(Dataset entries)

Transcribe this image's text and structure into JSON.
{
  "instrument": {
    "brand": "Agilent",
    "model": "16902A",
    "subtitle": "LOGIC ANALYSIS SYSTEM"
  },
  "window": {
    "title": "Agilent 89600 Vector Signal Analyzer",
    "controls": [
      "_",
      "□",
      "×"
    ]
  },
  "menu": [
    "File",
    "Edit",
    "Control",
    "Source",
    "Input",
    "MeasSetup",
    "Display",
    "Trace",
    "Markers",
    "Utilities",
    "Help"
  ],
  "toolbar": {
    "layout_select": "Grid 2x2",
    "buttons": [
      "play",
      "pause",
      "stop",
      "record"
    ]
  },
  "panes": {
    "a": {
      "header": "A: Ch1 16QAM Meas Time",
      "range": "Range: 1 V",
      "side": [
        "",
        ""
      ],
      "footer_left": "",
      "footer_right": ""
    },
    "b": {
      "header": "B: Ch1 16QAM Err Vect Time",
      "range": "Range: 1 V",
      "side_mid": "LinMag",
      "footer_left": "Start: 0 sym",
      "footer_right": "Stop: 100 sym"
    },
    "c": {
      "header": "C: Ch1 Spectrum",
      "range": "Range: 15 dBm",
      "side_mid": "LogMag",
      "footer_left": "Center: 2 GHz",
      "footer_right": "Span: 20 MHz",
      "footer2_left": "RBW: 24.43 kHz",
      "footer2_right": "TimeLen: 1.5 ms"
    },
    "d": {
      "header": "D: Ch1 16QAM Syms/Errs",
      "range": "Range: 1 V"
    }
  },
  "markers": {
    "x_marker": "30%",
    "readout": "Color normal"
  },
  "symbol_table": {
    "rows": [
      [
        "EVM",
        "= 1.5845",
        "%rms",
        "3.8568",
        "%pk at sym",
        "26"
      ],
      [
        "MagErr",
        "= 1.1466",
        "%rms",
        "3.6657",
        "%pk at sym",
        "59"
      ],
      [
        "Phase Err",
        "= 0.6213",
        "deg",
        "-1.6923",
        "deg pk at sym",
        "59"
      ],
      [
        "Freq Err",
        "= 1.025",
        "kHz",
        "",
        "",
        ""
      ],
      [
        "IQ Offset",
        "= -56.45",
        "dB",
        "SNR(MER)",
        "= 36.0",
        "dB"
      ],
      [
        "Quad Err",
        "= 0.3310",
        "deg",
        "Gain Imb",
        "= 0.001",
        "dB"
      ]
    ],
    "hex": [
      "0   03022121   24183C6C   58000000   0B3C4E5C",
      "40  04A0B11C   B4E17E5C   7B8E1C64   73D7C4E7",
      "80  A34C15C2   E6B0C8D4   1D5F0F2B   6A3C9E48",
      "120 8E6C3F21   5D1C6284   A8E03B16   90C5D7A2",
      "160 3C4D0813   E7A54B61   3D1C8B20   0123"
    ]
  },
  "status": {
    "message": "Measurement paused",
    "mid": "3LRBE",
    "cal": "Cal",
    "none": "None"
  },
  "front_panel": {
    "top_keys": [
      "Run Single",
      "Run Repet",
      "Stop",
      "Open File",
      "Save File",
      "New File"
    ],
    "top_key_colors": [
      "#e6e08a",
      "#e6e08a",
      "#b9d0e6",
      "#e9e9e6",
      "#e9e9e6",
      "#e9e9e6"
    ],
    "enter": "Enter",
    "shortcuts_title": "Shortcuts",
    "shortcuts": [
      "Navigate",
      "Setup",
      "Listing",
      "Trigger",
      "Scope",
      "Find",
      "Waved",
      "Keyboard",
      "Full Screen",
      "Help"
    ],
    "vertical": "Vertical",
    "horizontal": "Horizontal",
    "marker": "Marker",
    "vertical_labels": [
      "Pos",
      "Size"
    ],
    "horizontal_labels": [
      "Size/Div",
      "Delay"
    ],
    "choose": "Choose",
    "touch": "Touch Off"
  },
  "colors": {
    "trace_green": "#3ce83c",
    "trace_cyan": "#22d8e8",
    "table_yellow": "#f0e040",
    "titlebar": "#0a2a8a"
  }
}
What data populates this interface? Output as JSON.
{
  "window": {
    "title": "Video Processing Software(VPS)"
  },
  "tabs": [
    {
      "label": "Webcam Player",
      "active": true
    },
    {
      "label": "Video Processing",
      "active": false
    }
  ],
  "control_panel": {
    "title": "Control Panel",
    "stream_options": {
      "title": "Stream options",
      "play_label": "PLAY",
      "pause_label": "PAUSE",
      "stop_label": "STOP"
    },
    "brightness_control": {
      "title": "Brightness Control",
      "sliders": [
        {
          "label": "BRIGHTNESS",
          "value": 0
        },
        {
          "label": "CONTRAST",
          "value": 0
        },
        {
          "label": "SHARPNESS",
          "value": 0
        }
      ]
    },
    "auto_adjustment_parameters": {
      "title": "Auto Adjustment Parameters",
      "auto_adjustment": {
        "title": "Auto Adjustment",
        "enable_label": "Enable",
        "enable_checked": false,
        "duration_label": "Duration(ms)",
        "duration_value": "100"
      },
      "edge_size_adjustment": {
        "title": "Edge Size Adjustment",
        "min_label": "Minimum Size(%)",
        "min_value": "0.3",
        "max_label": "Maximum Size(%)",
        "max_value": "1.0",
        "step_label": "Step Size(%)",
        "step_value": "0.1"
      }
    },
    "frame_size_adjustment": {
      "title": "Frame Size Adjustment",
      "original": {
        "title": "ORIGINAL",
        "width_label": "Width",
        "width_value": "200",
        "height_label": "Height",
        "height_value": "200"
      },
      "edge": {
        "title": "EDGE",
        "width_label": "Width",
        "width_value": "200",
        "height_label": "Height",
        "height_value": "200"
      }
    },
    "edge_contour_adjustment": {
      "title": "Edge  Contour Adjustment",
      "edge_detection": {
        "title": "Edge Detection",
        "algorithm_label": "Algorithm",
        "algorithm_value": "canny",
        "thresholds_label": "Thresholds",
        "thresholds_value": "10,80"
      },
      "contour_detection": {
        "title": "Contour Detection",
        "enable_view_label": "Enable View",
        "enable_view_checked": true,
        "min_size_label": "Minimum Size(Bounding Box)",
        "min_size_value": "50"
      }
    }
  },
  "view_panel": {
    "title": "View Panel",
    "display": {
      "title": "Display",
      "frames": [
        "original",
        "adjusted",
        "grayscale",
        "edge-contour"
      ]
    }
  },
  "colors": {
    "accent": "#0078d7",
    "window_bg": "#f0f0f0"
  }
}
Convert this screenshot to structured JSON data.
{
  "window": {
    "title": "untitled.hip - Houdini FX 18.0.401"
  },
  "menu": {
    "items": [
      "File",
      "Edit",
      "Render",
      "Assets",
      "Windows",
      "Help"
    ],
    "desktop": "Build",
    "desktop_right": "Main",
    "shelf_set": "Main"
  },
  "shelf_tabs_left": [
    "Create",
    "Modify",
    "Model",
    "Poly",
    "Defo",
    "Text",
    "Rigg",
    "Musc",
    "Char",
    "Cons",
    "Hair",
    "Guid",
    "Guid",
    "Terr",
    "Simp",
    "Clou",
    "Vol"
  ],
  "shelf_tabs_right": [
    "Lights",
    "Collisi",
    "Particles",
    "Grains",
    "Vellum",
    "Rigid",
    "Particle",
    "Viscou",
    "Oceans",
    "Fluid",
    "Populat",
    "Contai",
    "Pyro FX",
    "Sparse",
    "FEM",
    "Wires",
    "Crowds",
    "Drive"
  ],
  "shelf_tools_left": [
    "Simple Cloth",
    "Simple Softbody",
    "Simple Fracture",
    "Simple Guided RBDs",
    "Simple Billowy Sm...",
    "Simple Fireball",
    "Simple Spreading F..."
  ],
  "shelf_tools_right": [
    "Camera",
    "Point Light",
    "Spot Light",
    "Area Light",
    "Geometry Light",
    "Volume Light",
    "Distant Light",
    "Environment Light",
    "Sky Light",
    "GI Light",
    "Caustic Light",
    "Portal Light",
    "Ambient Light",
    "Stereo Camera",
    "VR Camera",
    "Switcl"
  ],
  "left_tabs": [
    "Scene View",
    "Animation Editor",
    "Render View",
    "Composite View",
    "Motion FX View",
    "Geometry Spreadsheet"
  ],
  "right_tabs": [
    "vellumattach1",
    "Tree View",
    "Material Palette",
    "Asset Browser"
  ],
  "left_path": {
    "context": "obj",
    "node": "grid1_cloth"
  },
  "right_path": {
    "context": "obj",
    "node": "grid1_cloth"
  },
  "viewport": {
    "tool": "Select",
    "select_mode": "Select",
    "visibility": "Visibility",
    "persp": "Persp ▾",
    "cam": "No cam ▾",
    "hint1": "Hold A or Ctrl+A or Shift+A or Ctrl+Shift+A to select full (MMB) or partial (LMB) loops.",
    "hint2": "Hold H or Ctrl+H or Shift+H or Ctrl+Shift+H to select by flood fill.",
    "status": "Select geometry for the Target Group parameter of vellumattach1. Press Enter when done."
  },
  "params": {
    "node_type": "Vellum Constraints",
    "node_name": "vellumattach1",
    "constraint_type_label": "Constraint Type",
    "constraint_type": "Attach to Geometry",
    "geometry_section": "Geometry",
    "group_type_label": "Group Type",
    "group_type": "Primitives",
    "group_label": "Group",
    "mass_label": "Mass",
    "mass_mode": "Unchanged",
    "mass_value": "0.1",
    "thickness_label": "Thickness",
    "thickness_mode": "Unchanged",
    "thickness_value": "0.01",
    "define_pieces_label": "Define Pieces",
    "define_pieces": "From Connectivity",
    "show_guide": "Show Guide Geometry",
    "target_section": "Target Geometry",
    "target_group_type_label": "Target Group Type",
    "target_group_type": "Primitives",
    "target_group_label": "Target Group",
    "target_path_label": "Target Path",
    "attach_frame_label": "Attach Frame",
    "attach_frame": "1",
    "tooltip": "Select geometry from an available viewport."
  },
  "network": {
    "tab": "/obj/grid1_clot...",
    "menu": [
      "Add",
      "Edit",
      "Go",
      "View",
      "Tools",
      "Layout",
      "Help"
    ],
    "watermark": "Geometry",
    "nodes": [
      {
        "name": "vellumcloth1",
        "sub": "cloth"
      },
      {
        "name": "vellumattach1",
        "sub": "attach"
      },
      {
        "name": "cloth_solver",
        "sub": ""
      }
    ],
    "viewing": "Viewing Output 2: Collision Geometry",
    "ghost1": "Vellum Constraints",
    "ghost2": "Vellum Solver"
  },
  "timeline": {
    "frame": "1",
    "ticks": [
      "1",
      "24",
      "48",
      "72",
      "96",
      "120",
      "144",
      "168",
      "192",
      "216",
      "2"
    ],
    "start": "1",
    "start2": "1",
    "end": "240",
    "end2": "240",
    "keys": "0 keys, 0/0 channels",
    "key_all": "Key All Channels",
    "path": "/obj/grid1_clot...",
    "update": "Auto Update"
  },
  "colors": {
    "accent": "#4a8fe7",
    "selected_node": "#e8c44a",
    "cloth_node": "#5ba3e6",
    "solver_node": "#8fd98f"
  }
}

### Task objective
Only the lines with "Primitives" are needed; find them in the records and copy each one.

### Task output
    "group_type": "Primitives",
    "target_group_type": "Primitives",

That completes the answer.